The teachers are most often the Pharmacy Technicians but today we had a bit of a role reversal. Today we had the MSF PA students who are currently on their break from Southern Africa Nazarene University, teach the group. The students picked whatever topic was of interest of them (from school topics of course). So it was really interesting to see what they chose and what they had to say.
The only therapeutic topic that was chosen was diarrhea. For some reason I placed this first on the agenda… who doesn’t want to start their day with diarrhea? Anyway, from there most topics were related to pharmacy standard operating procedures such as dispensing, pre-packing, hygiene, and preparing your pharmacy. One unique presentation was on the terminology we often hear in Swaziland such as epidemic, communicable disease, etc.
Since some of the topics overlapped I was impressed with how nimble the students were with tailoring their talks around those of the person who had spoken before them. The group asked many questions, seemed to have fun with the training, respected the students as presenters, and the appreciated the information they shared.
What was evident for me is the disparity between the idealistic pharmacy situation taught in school and the reality of pharmacy in a rural clinic. Ideally the label is typed out with comprehensive information including the prescriber and clear directions for use… but in reality we don’t have a computer system. Ideally there is a pharmacist (or pharmacy technician) in the pharmacy double checking the accuracy… but in reality we have technicians covering 7-8 clinics and are only able to get to each clinic once a week or so. Ideally there are ancillary labels outlining which medications make you drowsy or should be taken with or without food… but in reality these stickers aren’t available and, if the dispenser knows this information, it might be conveyed verbally.

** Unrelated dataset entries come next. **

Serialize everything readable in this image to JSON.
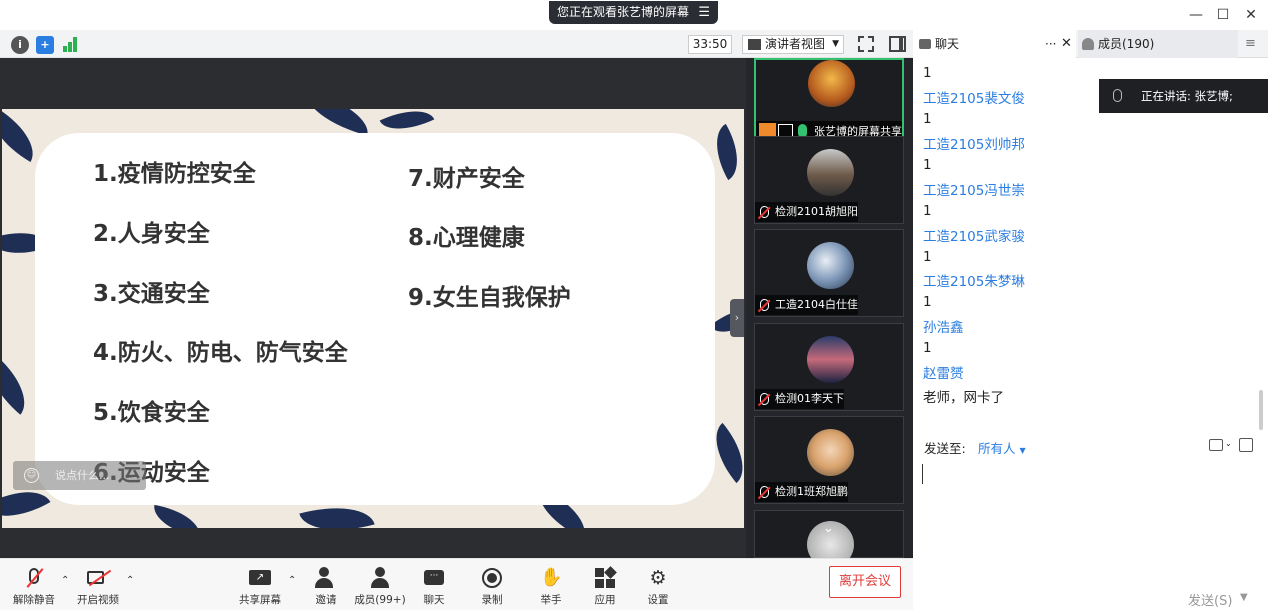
{
  "banner": {
    "text": "您正在观看张艺博的屏幕",
    "menu_icon": "menu-icon"
  },
  "window": {
    "minimize": "—",
    "maximize": "☐",
    "close": "✕"
  },
  "toolbar": {
    "timer": "33:50",
    "view_mode": "演讲者视图"
  },
  "slide": {
    "items_left": [
      "1.疫情防控安全",
      "2.人身安全",
      "3.交通安全",
      "4.防火、防电、防气安全",
      "5.饮食安全",
      "6.运动安全"
    ],
    "items_right": [
      "7.财产安全",
      "8.心理健康",
      "9.女生自我保护"
    ],
    "say_placeholder": "说点什么..."
  },
  "videos": [
    {
      "name": "张艺博的屏幕共享",
      "active": true
    },
    {
      "name": "检测2101胡旭阳"
    },
    {
      "name": "工造2104白仕佳"
    },
    {
      "name": "检测01李天下"
    },
    {
      "name": "检测1班郑旭鹏"
    }
  ],
  "bottom": {
    "unmute": "解除静音",
    "video": "开启视频",
    "share": "共享屏幕",
    "invite": "邀请",
    "members": "成员(99+)",
    "chat": "聊天",
    "record": "录制",
    "raise_hand": "举手",
    "apps": "应用",
    "settings": "设置",
    "leave": "离开会议"
  },
  "chat": {
    "tab_chat": "聊天",
    "tab_more": "···",
    "tab_close": "✕",
    "tab_members": "成员(190)",
    "speaking": "正在讲话: 张艺博;",
    "messages": [
      "1",
      "工造2105裴文俊",
      "1",
      "工造2105刘帅邦",
      "1",
      "工造2105冯世崇",
      "1",
      "工造2105武家骏",
      "1",
      "工造2105朱梦琳",
      "1",
      "孙浩鑫",
      "1",
      "赵雷赟",
      "老师，网卡了"
    ],
    "send_to_label": "发送至:",
    "send_to_value": "所有人",
    "send_button": "发送(S)"
  },
  "colors": {
    "accent": "#2a7de1",
    "leave": "#e03c3c",
    "active_border": "#33c26f",
    "slide_navy": "#1f2e55"
  }
}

What I was happy to see was the group focusing on what we can do to optimize our work within our environment, not on the constraints of our environment. What was evident in the presentation, questions and discussion is the pride of this team on the important work that they are doing to help the people in Shiselweni.